Extracted records:
★ ★ ★ ★
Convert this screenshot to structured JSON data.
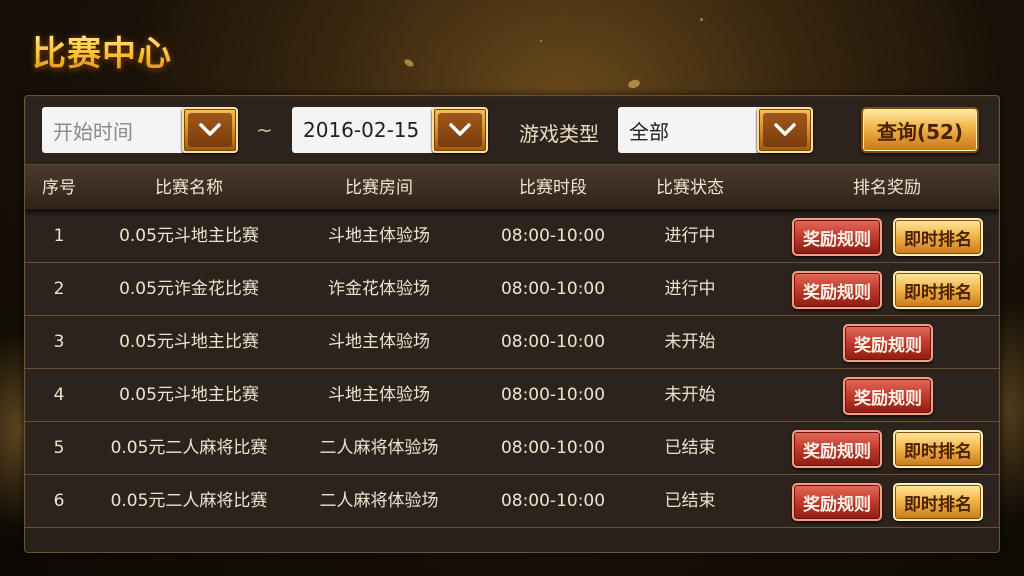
{
  "page": {
    "title": "比赛中心"
  },
  "filters": {
    "start_time_placeholder": "开始时间",
    "range_separator": "~",
    "end_date_value": "2016-02-15",
    "game_type_label": "游戏类型",
    "game_type_value": "全部",
    "query_label": "查询(52)"
  },
  "table": {
    "headers": [
      "序号",
      "比赛名称",
      "比赛房间",
      "比赛时段",
      "比赛状态",
      "排名奖励"
    ],
    "rows": [
      {
        "no": "1",
        "name": "0.05元斗地主比赛",
        "room": "斗地主体验场",
        "time": "08:00-10:00",
        "status": "进行中",
        "rules": "奖励规则",
        "ranking": "即时排名"
      },
      {
        "no": "2",
        "name": "0.05元诈金花比赛",
        "room": "诈金花体验场",
        "time": "08:00-10:00",
        "status": "进行中",
        "rules": "奖励规则",
        "ranking": "即时排名"
      },
      {
        "no": "3",
        "name": "0.05元斗地主比赛",
        "room": "斗地主体验场",
        "time": "08:00-10:00",
        "status": "未开始",
        "rules": "奖励规则",
        "ranking": null
      },
      {
        "no": "4",
        "name": "0.05元斗地主比赛",
        "room": "斗地主体验场",
        "time": "08:00-10:00",
        "status": "未开始",
        "rules": "奖励规则",
        "ranking": null
      },
      {
        "no": "5",
        "name": "0.05元二人麻将比赛",
        "room": "二人麻将体验场",
        "time": "08:00-10:00",
        "status": "已结束",
        "rules": "奖励规则",
        "ranking": "即时排名"
      },
      {
        "no": "6",
        "name": "0.05元二人麻将比赛",
        "room": "二人麻将体验场",
        "time": "08:00-10:00",
        "status": "已结束",
        "rules": "奖励规则",
        "ranking": "即时排名"
      }
    ]
  },
  "icons": {
    "dropdown": "chevron-down-icon"
  },
  "colors": {
    "gold": "#f2b74a",
    "red_button": "#c0392b",
    "panel": "#2c231d"
  }
}
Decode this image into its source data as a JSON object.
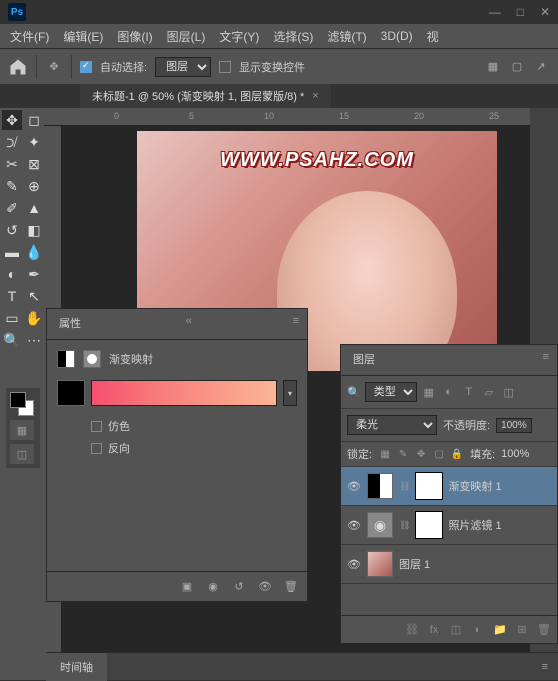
{
  "app": {
    "short": "Ps"
  },
  "menu": [
    "文件(F)",
    "编辑(E)",
    "图像(I)",
    "图层(L)",
    "文字(Y)",
    "选择(S)",
    "滤镜(T)",
    "3D(D)",
    "视"
  ],
  "options": {
    "auto_select_label": "自动选择:",
    "target": "图层",
    "show_transform_label": "显示变换控件"
  },
  "doc_tab": {
    "title": "未标题-1 @ 50% (渐变映射 1, 图层蒙版/8) *"
  },
  "ruler": {
    "ticks": [
      "0",
      "5",
      "10",
      "15",
      "20",
      "25"
    ]
  },
  "watermark": "WWW.PSAHZ.COM",
  "properties": {
    "panel_title": "属性",
    "adj_name": "渐变映射",
    "dither_label": "仿色",
    "reverse_label": "反向",
    "gradient_stops": [
      "#f54f6e",
      "#fbb694"
    ]
  },
  "layers": {
    "panel_title": "图层",
    "filter_label": "类型",
    "blend_mode": "柔光",
    "opacity_label": "不透明度:",
    "opacity_value": "100%",
    "lock_label": "锁定:",
    "fill_label": "填充:",
    "fill_value": "100%",
    "items": [
      {
        "name": "渐变映射 1"
      },
      {
        "name": "照片滤镜 1"
      },
      {
        "name": "图层 1"
      }
    ]
  },
  "timeline": {
    "title": "时间轴"
  }
}
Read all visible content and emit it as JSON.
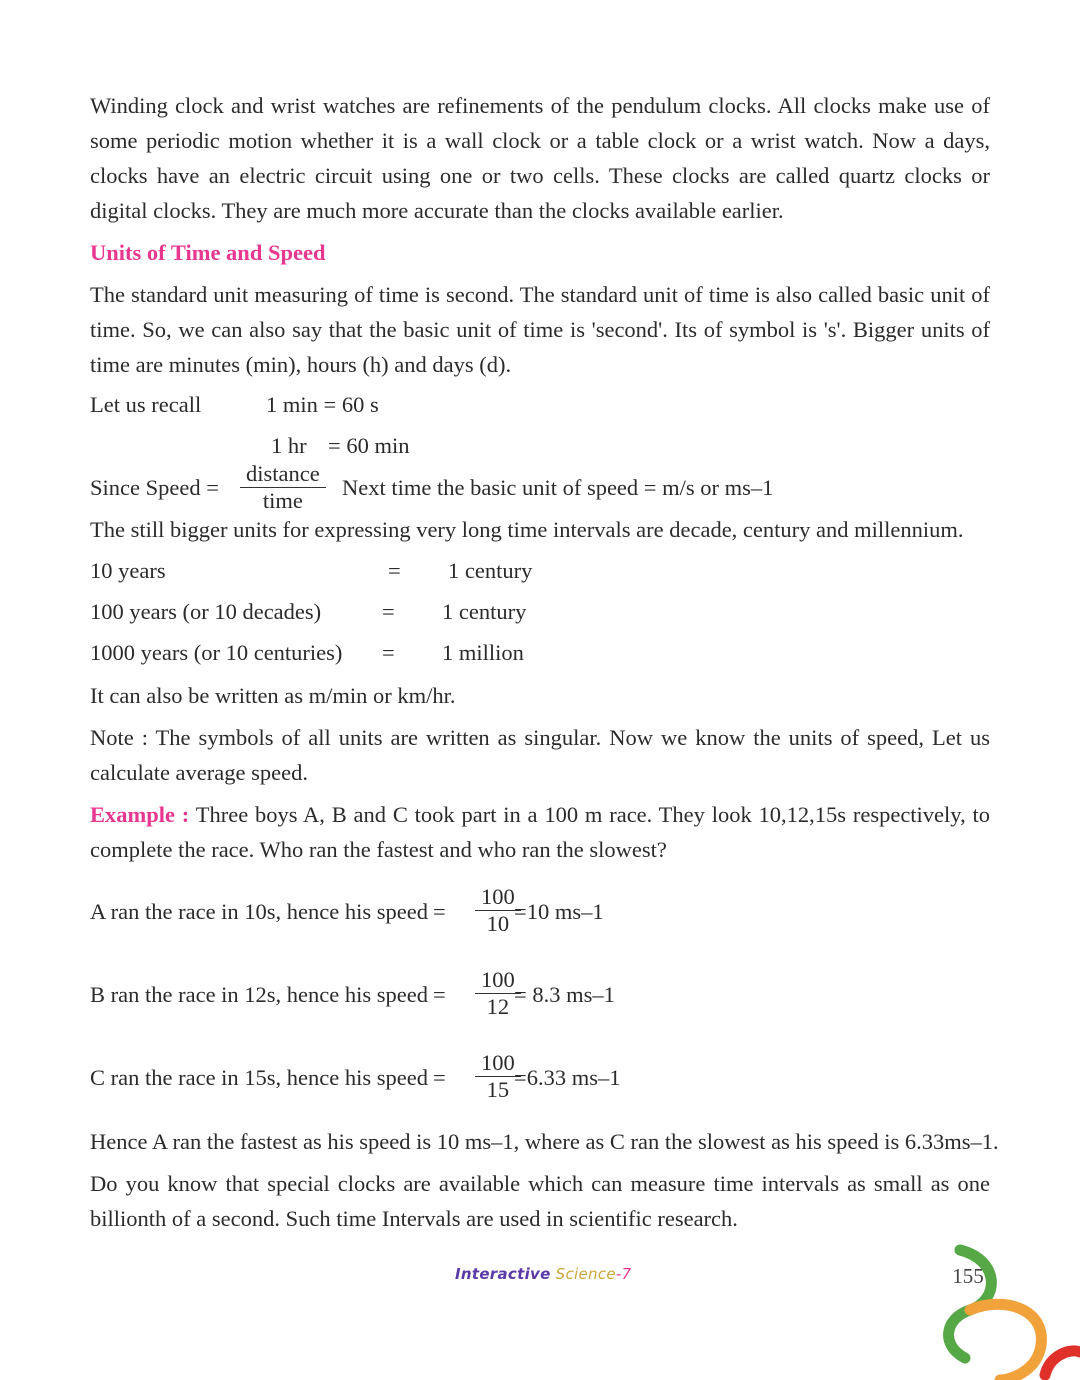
{
  "paragraphs": {
    "intro": "Winding clock and wrist watches are refinements of the pendulum clocks. All clocks make use of some periodic motion whether it is a wall clock or a table clock or a wrist watch. Now a days, clocks have an electric circuit using one or two cells. These clocks are called quartz clocks or digital clocks. They are much more accurate than the clocks available earlier.",
    "heading": "Units of Time and Speed",
    "units": "The standard unit measuring of time is second. The standard unit of time is also called basic unit of time. So, we can also say that the basic unit of time is 'second'. Its of symbol is 's'. Bigger units of time are minutes (min), hours (h) and days (d).",
    "still_bigger": "The still bigger units for expressing very long time intervals are decade, century and millennium.",
    "also_written": "It can also be written as m/min or km/hr.",
    "note": "Note : The symbols of all units are written as singular. Now we know the units of speed, Let us calculate average speed.",
    "example_label": "Example :",
    "example": "Three boys A, B and C took part in a 100 m race. They look 10,12,15s respectively, to complete the race. Who ran the fastest and who ran the slowest?",
    "conclusion": "Hence A ran the fastest as his speed is 10 ms–1, where as C ran the slowest as his speed is 6.33ms–1.",
    "closing": "Do you know that special clocks are available which can measure time intervals as small as one billionth of a second. Such time Intervals are used in scientific research."
  },
  "recall": {
    "label": "Let us recall",
    "row1": "1 min = 60 s",
    "row2_left": "1 hr",
    "row2_right": "= 60 min"
  },
  "speed_formula": {
    "label": "Since Speed =",
    "numerator": "distance",
    "denominator": "time",
    "suffix": "Next time the basic unit of speed = m/s or ms–1"
  },
  "conversions": [
    {
      "left": "10 years",
      "eq": "=",
      "right": "1 century"
    },
    {
      "left": "100 years (or 10 decades)",
      "eq": "=",
      "right": "1 century"
    },
    {
      "left": "1000 years (or 10 centuries)",
      "eq": "=",
      "right": "1 million"
    }
  ],
  "calculations": [
    {
      "text": "A ran the race in 10s, hence his speed",
      "eq": "=",
      "num": "100",
      "den": "10",
      "result": "=10 ms–1"
    },
    {
      "text": "B ran the race in 12s, hence his speed",
      "eq": "=",
      "num": "100",
      "den": "12",
      "result": "= 8.3 ms–1"
    },
    {
      "text": "C ran the race in 15s, hence his speed",
      "eq": "=",
      "num": "100",
      "den": "15",
      "result": "=6.33 ms–1"
    }
  ],
  "footer": {
    "brand_a": "Interactive",
    "brand_b": " Science",
    "brand_c": "-7",
    "page_number": "155"
  },
  "colors": {
    "heading": "#e8378f",
    "decor_green": "#55a845",
    "decor_orange": "#f2a23a",
    "decor_red": "#e0302a"
  }
}
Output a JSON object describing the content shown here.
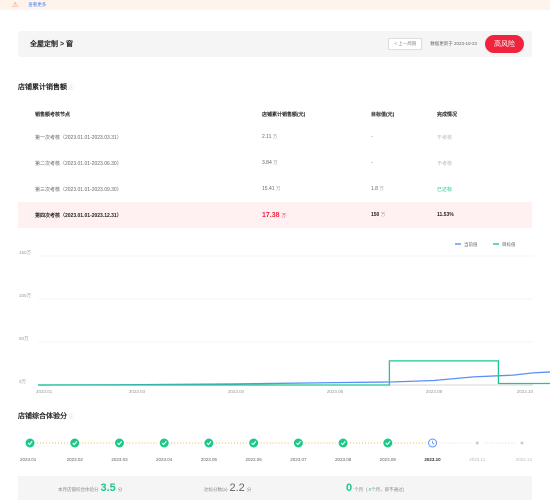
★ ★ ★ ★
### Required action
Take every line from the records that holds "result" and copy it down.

### Expected answer
      "result": "=10 ms–1"
      "result": "= 8.3 ms–1"
      "result": "=6.33 ms–1"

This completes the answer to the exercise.